Data records
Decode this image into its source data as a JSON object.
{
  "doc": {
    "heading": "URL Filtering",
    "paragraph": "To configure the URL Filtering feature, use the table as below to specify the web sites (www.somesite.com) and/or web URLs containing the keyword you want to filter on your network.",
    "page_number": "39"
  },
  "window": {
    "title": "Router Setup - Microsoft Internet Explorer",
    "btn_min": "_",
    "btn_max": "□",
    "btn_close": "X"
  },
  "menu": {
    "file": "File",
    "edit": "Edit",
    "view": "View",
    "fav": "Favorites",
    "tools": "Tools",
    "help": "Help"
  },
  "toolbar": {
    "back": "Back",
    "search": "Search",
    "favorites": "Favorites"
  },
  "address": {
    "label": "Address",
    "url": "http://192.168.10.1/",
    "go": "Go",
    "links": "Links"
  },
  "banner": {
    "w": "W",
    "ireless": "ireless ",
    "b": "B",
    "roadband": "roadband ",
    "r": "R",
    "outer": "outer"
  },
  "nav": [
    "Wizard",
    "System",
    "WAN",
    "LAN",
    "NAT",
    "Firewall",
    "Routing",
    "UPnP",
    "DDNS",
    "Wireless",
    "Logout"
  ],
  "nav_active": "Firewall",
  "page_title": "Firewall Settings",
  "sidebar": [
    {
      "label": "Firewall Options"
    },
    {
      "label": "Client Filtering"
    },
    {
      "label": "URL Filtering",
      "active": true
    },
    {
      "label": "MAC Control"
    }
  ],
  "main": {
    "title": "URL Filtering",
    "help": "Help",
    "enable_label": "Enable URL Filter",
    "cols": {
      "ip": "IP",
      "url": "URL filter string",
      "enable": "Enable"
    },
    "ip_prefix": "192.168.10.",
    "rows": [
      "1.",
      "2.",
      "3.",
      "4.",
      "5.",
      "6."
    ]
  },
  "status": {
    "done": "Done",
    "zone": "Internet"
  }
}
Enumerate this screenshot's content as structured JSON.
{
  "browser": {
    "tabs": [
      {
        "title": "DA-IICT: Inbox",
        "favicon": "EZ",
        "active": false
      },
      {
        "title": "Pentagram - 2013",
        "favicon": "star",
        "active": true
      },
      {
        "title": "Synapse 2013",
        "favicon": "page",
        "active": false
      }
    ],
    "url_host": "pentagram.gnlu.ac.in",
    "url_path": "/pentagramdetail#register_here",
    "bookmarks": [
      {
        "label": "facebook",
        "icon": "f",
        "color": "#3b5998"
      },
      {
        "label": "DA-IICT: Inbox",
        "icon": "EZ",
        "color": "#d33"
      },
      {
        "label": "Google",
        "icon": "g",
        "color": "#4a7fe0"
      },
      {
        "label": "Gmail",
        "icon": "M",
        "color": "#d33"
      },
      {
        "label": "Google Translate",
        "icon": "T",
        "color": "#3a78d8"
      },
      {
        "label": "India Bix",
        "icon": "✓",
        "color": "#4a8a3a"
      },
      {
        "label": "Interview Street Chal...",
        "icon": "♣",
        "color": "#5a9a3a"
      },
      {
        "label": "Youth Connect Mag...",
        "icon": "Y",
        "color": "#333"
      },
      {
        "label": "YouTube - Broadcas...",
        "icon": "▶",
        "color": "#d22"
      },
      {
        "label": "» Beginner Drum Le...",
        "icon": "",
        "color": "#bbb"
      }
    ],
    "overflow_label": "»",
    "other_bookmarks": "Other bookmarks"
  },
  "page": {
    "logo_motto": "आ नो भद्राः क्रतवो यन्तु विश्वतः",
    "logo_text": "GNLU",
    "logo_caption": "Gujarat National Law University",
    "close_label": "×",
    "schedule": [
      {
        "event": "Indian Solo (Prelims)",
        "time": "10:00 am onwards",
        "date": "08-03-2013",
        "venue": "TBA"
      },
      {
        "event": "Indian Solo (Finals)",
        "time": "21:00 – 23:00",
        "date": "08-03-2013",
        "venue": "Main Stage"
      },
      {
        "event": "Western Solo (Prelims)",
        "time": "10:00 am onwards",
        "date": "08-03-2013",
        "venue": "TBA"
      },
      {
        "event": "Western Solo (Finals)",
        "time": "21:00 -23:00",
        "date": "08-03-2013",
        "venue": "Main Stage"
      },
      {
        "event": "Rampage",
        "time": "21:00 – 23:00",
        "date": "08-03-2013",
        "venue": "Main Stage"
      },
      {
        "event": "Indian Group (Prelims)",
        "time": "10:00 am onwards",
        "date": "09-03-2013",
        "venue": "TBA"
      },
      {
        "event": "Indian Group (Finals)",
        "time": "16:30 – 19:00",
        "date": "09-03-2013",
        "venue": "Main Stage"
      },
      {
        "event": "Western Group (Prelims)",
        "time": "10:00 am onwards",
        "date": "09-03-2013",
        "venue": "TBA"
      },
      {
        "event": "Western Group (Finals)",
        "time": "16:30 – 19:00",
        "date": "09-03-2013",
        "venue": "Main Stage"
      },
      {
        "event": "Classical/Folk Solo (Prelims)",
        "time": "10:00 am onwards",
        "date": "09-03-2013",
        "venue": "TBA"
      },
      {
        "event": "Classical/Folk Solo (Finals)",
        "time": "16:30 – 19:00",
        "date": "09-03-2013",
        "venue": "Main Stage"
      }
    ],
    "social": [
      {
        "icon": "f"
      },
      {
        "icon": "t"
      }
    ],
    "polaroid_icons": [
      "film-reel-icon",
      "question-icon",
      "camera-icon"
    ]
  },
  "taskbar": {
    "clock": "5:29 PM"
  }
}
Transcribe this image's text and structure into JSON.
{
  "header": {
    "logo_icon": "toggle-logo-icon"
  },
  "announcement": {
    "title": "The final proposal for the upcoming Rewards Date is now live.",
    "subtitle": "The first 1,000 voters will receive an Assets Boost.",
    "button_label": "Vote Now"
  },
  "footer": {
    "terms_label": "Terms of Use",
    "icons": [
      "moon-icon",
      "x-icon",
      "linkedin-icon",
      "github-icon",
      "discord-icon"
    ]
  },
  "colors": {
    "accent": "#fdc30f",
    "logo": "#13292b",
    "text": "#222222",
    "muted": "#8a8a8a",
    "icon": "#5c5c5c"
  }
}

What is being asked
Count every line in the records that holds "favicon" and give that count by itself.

Written response
3